Records from a data source:
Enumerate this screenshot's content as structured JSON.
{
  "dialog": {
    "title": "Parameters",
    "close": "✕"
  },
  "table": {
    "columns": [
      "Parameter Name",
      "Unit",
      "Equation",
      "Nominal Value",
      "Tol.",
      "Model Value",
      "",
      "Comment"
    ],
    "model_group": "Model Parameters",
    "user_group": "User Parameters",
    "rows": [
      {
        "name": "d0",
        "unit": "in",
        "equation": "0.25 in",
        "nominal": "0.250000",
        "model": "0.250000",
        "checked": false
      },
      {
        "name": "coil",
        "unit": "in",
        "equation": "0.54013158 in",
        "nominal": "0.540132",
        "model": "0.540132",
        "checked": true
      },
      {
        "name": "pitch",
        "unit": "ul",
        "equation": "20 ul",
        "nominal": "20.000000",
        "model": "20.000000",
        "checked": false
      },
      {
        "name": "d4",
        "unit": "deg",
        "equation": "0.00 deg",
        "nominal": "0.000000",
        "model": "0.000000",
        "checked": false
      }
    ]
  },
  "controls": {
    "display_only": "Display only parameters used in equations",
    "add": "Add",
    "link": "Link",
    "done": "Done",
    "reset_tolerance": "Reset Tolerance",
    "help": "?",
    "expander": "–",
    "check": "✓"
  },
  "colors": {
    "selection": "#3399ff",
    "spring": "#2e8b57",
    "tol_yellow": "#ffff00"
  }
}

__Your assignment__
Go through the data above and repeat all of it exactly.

__Finished exercise__
Enumerate this screenshot's content as structured JSON.
{
  "dialog": {
    "title": "Parameters",
    "close": "✕"
  },
  "table": {
    "columns": [
      "Parameter Name",
      "Unit",
      "Equation",
      "Nominal Value",
      "Tol.",
      "Model Value",
      "",
      "Comment"
    ],
    "model_group": "Model Parameters",
    "user_group": "User Parameters",
    "rows": [
      {
        "name": "d0",
        "unit": "in",
        "equation": "0.25 in",
        "nominal": "0.250000",
        "model": "0.250000",
        "checked": false
      },
      {
        "name": "coil",
        "unit": "in",
        "equation": "0.54013158 in",
        "nominal": "0.540132",
        "model": "0.540132",
        "checked": true
      },
      {
        "name": "pitch",
        "unit": "ul",
        "equation": "20 ul",
        "nominal": "20.000000",
        "model": "20.000000",
        "checked": false
      },
      {
        "name": "d4",
        "unit": "deg",
        "equation": "0.00 deg",
        "nominal": "0.000000",
        "model": "0.000000",
        "checked": false
      }
    ]
  },
  "controls": {
    "display_only": "Display only parameters used in equations",
    "add": "Add",
    "link": "Link",
    "done": "Done",
    "reset_tolerance": "Reset Tolerance",
    "help": "?",
    "expander": "–",
    "check": "✓"
  },
  "colors": {
    "selection": "#3399ff",
    "spring": "#2e8b57",
    "tol_yellow": "#ffff00"
  }
}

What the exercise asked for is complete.